In her 2013 memoir, activist Malala Yousafzai recounts a moment that changes not only the course of her destiny but that of many other young girls across the world. On a trip in northwest Pakistan, she comes across a girl selling oranges who is unable to read or write. Disturbed by the discovery that this girl had not received an education, Malala makes a decision that she famously continues to see through: “I would do everything in my power to help educate girls just like her. This was the war I was going to fight.” This year, Human Rights Day calls on everyone to stand up for someone's rights. Malala’s example is what we all need to do more of: stand up for the rights of young women and girls in health, education and beyond. … Read more

How to change the world in one word: Volunteer

05 Dec 2016 by Isabela Barriga, Communications Intern, United Nations Volunteers, Ecuador

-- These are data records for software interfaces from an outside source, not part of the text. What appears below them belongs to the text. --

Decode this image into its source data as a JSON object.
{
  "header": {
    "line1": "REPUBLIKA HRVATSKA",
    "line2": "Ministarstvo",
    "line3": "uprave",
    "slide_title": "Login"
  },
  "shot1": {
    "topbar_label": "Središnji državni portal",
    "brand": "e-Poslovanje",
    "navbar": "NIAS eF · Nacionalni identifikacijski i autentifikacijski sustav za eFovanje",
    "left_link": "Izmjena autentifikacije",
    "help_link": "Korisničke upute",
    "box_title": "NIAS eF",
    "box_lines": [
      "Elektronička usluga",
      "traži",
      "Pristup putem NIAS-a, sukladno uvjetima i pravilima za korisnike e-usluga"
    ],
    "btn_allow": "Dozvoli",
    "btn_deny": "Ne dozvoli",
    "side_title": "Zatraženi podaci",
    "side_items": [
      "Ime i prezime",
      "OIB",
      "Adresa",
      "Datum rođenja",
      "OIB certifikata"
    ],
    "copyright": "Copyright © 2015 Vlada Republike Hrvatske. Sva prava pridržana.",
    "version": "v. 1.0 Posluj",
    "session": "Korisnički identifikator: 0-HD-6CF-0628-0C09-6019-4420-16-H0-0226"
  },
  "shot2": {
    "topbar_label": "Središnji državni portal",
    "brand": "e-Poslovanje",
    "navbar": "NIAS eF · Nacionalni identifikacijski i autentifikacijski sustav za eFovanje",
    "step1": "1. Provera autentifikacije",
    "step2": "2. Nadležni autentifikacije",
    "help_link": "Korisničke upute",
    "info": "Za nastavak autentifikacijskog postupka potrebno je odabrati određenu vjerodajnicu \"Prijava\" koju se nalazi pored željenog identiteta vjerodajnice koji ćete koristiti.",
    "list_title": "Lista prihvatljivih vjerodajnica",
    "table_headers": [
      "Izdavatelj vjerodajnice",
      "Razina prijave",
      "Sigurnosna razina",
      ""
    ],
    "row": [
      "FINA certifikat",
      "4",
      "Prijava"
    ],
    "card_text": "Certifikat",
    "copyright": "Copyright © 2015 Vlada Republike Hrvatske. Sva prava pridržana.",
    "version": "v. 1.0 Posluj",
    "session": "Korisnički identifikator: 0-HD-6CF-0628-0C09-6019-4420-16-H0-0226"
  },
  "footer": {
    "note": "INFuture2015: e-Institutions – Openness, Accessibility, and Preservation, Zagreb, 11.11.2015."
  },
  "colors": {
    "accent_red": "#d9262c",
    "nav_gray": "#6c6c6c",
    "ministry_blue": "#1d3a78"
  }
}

UN Volunteers in Ecuador are working to improve conditions in areas affected by the recent earthquake. Photo: Juan Diego Pérez Arias/UNV
"Young people can change the world!" These words spoken by a youth representative from the Municipal Volunteer Network in Cuenca, Ecuador, made me think. In general, young people are told that they have the power to make a difference and create a better world, but this is often just left in words. How can youth really contribute to the development of their societies? My name is Isabela, I am of American and Ecuadorian nationality. I left the United States in July of 2016 through the United Nations Volunteers programme (UNV) to explore how youth are contributing to the development of my second home, Ecuador, This is how I got to participate in the First Regional Meeting of Youth Volunteer Networks in Cuenca, where I had the opportunity to interact with young volunteers from Latin America and learn how volunteering contributes to the achievement of the Sustainable Development Goals (SDGs) in the region. … Read more